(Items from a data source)

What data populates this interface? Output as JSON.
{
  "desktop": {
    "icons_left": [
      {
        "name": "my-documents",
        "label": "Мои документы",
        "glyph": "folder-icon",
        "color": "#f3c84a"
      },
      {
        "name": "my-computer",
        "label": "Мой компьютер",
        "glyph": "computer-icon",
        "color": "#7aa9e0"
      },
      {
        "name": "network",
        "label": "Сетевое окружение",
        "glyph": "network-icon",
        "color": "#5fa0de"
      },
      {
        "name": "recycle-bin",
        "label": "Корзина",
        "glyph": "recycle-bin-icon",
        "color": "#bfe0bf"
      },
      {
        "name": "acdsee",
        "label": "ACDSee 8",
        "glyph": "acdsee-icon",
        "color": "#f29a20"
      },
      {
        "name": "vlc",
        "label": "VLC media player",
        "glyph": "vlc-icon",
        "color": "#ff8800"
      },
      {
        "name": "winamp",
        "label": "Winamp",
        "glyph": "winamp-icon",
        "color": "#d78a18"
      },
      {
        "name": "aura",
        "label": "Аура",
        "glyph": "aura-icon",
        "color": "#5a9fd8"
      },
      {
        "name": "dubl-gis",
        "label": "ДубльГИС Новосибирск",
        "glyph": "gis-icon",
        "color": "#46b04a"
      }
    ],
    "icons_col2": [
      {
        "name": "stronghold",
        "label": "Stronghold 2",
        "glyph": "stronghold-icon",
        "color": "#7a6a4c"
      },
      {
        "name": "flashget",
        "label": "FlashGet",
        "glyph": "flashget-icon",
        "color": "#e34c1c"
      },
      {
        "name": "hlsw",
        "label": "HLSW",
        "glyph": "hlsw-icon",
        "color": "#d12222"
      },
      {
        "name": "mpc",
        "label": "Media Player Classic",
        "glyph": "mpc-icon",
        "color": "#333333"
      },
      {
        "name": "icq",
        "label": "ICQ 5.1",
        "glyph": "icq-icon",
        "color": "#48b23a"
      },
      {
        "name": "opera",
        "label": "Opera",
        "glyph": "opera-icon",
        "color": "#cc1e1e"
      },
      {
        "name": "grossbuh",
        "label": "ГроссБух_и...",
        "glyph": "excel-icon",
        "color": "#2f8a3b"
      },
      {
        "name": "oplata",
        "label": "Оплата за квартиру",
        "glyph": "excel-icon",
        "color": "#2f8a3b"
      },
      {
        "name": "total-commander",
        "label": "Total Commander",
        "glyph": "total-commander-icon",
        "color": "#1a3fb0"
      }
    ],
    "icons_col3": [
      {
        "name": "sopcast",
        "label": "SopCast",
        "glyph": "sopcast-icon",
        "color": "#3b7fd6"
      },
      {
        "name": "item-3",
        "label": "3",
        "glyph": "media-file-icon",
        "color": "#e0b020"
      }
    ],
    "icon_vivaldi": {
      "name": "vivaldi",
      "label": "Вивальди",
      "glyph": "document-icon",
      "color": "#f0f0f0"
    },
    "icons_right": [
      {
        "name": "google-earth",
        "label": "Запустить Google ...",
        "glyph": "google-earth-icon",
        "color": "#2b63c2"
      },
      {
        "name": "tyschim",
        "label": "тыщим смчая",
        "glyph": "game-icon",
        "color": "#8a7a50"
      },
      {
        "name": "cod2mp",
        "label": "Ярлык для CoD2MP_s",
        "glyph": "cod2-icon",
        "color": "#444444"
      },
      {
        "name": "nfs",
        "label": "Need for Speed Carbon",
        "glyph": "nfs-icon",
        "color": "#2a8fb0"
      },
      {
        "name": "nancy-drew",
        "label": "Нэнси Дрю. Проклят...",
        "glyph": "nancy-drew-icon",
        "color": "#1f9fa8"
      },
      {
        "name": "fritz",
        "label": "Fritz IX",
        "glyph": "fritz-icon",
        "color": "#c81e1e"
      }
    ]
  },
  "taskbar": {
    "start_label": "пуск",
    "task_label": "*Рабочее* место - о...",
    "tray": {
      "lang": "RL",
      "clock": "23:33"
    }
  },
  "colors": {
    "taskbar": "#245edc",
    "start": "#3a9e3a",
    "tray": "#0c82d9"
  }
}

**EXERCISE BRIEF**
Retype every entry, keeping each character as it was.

**EXERCISE OUTPUT**
What data populates this interface? Output as JSON.
{
  "desktop": {
    "icons_left": [
      {
        "name": "my-documents",
        "label": "Мои документы",
        "glyph": "folder-icon",
        "color": "#f3c84a"
      },
      {
        "name": "my-computer",
        "label": "Мой компьютер",
        "glyph": "computer-icon",
        "color": "#7aa9e0"
      },
      {
        "name": "network",
        "label": "Сетевое окружение",
        "glyph": "network-icon",
        "color": "#5fa0de"
      },
      {
        "name": "recycle-bin",
        "label": "Корзина",
        "glyph": "recycle-bin-icon",
        "color": "#bfe0bf"
      },
      {
        "name": "acdsee",
        "label": "ACDSee 8",
        "glyph": "acdsee-icon",
        "color": "#f29a20"
      },
      {
        "name": "vlc",
        "label": "VLC media player",
        "glyph": "vlc-icon",
        "color": "#ff8800"
      },
      {
        "name": "winamp",
        "label": "Winamp",
        "glyph": "winamp-icon",
        "color": "#d78a18"
      },
      {
        "name": "aura",
        "label": "Аура",
        "glyph": "aura-icon",
        "color": "#5a9fd8"
      },
      {
        "name": "dubl-gis",
        "label": "ДубльГИС Новосибирск",
        "glyph": "gis-icon",
        "color": "#46b04a"
      }
    ],
    "icons_col2": [
      {
        "name": "stronghold",
        "label": "Stronghold 2",
        "glyph": "stronghold-icon",
        "color": "#7a6a4c"
      },
      {
        "name": "flashget",
        "label": "FlashGet",
        "glyph": "flashget-icon",
        "color": "#e34c1c"
      },
      {
        "name": "hlsw",
        "label": "HLSW",
        "glyph": "hlsw-icon",
        "color": "#d12222"
      },
      {
        "name": "mpc",
        "label": "Media Player Classic",
        "glyph": "mpc-icon",
        "color": "#333333"
      },
      {
        "name": "icq",
        "label": "ICQ 5.1",
        "glyph": "icq-icon",
        "color": "#48b23a"
      },
      {
        "name": "opera",
        "label": "Opera",
        "glyph": "opera-icon",
        "color": "#cc1e1e"
      },
      {
        "name": "grossbuh",
        "label": "ГроссБух_и...",
        "glyph": "excel-icon",
        "color": "#2f8a3b"
      },
      {
        "name": "oplata",
        "label": "Оплата за квартиру",
        "glyph": "excel-icon",
        "color": "#2f8a3b"
      },
      {
        "name": "total-commander",
        "label": "Total Commander",
        "glyph": "total-commander-icon",
        "color": "#1a3fb0"
      }
    ],
    "icons_col3": [
      {
        "name": "sopcast",
        "label": "SopCast",
        "glyph": "sopcast-icon",
        "color": "#3b7fd6"
      },
      {
        "name": "item-3",
        "label": "3",
        "glyph": "media-file-icon",
        "color": "#e0b020"
      }
    ],
    "icon_vivaldi": {
      "name": "vivaldi",
      "label": "Вивальди",
      "glyph": "document-icon",
      "color": "#f0f0f0"
    },
    "icons_right": [
      {
        "name": "google-earth",
        "label": "Запустить Google ...",
        "glyph": "google-earth-icon",
        "color": "#2b63c2"
      },
      {
        "name": "tyschim",
        "label": "тыщим смчая",
        "glyph": "game-icon",
        "color": "#8a7a50"
      },
      {
        "name": "cod2mp",
        "label": "Ярлык для CoD2MP_s",
        "glyph": "cod2-icon",
        "color": "#444444"
      },
      {
        "name": "nfs",
        "label": "Need for Speed Carbon",
        "glyph": "nfs-icon",
        "color": "#2a8fb0"
      },
      {
        "name": "nancy-drew",
        "label": "Нэнси Дрю. Проклят...",
        "glyph": "nancy-drew-icon",
        "color": "#1f9fa8"
      },
      {
        "name": "fritz",
        "label": "Fritz IX",
        "glyph": "fritz-icon",
        "color": "#c81e1e"
      }
    ]
  },
  "taskbar": {
    "start_label": "пуск",
    "task_label": "*Рабочее* место - о...",
    "tray": {
      "lang": "RL",
      "clock": "23:33"
    }
  },
  "colors": {
    "taskbar": "#245edc",
    "start": "#3a9e3a",
    "tray": "#0c82d9"
  }
}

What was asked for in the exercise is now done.